Record extracts START

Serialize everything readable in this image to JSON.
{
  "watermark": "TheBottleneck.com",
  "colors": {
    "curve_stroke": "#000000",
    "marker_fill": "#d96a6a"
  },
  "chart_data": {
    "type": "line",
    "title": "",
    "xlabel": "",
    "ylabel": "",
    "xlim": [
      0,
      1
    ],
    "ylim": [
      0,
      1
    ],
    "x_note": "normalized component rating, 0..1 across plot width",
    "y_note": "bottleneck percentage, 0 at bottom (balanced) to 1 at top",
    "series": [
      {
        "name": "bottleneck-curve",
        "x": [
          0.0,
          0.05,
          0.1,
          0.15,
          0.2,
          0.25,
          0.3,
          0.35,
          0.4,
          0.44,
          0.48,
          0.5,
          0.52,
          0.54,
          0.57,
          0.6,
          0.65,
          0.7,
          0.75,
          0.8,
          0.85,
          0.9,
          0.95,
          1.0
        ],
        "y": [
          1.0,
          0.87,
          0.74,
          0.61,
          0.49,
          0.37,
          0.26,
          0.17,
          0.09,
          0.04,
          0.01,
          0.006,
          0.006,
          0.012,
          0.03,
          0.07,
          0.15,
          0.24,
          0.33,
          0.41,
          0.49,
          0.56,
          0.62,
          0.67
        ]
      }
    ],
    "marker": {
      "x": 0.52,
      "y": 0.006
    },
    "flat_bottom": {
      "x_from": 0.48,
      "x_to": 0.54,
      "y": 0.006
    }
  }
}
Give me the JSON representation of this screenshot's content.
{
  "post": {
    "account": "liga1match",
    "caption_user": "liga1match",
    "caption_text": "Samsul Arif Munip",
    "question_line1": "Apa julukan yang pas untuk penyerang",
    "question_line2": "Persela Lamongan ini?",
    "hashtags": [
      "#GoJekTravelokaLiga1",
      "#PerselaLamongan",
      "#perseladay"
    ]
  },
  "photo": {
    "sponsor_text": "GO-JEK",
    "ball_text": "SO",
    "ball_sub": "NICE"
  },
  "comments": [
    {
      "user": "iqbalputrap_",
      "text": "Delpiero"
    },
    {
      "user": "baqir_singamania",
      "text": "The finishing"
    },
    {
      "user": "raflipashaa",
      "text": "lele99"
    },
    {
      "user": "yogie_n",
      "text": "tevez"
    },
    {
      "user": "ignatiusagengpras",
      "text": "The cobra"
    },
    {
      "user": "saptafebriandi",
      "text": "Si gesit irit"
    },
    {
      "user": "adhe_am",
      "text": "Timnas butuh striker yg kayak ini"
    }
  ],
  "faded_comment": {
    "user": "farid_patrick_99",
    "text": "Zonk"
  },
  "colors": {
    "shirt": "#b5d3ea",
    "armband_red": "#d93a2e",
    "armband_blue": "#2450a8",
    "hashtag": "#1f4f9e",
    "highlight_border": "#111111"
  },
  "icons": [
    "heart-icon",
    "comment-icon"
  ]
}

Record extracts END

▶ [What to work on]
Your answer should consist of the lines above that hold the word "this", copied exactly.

▶ [Task output]
Serialize everything readable in this image to JSON.
Give me the JSON representation of this screenshot's content.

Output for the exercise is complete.